Before Europeans settled here, the river fed every aspect of the Lower Elwha Klallam people’s lives for thousands of years–their food, trade, arts, healing, and worship. They hunted in the rich watershed. Some of the elders described their fond memories of the river being “black” with salmon. They even believed that people were created at a sacred place upriver. At least 13 villages were located up and down its length and at its mouth.

European explorers flowed in during the late 1700’s and throughout the 1800’s, delivering smallpox, measles and influenza. The diseases decimated the Native populations and paved the way for settlers’ land claims.

And then Thomas Aldwell showed up on the Olympic Peninsula in 1890. In his autobiography he described his passion, “There is something about belonging to a place. You want to control more and more of it, directly or indirectly….land was something one could work with, change, and develop.”

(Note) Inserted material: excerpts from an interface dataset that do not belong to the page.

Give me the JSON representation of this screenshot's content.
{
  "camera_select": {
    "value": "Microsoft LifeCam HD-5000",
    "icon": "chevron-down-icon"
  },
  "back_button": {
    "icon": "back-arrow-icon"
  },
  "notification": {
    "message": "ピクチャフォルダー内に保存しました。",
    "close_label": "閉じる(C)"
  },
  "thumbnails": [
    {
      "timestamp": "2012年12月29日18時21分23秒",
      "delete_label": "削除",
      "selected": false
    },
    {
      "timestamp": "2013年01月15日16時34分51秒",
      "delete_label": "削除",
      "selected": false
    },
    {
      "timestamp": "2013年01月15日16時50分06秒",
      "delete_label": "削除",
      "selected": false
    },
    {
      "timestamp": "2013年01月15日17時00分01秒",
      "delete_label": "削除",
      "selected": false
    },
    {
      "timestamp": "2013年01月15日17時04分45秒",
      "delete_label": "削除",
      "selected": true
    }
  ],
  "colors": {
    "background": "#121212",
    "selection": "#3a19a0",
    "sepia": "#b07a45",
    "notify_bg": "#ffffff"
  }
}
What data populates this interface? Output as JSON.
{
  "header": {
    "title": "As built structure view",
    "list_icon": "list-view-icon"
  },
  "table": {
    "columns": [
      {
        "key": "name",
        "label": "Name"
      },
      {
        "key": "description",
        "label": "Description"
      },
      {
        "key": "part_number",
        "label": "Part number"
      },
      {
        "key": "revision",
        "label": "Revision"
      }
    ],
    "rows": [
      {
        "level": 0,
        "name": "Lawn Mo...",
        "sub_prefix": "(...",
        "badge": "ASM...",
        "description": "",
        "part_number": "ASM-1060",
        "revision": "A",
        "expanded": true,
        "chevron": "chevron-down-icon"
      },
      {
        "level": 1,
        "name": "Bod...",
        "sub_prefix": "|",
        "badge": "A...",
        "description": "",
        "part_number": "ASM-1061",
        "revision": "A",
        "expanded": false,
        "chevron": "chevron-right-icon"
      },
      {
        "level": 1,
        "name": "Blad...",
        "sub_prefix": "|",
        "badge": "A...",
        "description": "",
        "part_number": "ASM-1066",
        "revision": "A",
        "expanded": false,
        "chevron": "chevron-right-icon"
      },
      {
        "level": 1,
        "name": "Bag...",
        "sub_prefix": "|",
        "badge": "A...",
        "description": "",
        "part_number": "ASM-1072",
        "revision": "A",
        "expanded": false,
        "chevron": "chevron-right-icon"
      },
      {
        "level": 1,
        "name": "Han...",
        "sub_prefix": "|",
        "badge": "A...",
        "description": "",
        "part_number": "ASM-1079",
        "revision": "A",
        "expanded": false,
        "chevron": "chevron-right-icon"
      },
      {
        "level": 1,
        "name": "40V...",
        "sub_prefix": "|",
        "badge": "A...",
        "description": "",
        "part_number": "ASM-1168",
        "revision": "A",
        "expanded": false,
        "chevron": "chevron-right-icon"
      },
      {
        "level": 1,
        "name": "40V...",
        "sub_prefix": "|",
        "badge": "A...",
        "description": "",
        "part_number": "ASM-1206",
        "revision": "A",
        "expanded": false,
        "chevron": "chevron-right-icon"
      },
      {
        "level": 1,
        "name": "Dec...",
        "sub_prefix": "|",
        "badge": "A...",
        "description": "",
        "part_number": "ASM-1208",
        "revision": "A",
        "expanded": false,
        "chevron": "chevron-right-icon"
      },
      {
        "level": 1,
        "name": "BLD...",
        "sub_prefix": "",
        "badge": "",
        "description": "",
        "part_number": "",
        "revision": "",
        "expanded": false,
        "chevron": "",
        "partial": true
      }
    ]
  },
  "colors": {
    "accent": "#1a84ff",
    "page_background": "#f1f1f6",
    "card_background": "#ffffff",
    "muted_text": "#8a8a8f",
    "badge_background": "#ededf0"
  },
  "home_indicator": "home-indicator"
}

His autobiography barely mentions the Natives of the area. He was much more impressed with the Elwha River which emptied into the Strait of Juan de Fuca, close to Port Angeles. He started secretly  buying land up along the river with a business partner over the next 12 years. His dream?

“The property on the Elwha River always fascinated me, but it was not until I saw it as a source of electric power for Port Angeles and the whole Olympic Peninsula that it magnetized all my energies….Suddenly the Elwha was no longer a wild stream crashing down to the Strait, the Elwha was peace, power and civilization.”

He built the first dam on the Elwha River in 1910. Even then it was illegal to obstruct a fish run without constructing a passage, or ladder, so the fish could continue to use the river to spawn. Somehow, Aldwell managed to get around this requirement. When a second dam, the Glines Canyon Dam was constructed further upriver in 1927, no fish ladders were required since  no fish were making it beyond the first dam. This second dam flooded the sacred area where the Lower Elwha Klallams believed people were created.

English: Elwha Dam constructed 1913, slated fo...

English: Elwha Dam constructed 1913, slated for demolition 2012. Photo by Larry Ward, Lower Elwha Fisheries Office (2005). (Photo credit: Wikipedia)

In 1986, the Lower Elwha Klallam tribe challenged the re-licensing of the two dams. Dam removal has become increasingly common. Aging structures and the cost of upgrading dams that are not all that productive have produced new thinking and policies. In 1992, after hard work by the tribe and environmental groups, an act of Congress provided for the removal of both dams. This will be the largest of any dam removal in the United States to date–and likely the largest in the world.

Next post: my trip to see the Elwha River….unleashed.

* * *

Several of you have asked if my sons remembered the cowhide incident. My oldest son said, yes, he remembered finding it on the beach, but was a little confused about why I was dragging it to the meat market. Sigh…so much for the lesson I thought I was teaching. Actually, his perception as a young child may have been more accurate than mine was–the cowhide indeed may not have come from the market.

On the other hand, he says blood definitely was running across the road in front of the market. He and my younger son, as they waited for the school bus in the morning, often watched the crew hosing out the slaughtering truck next to the road.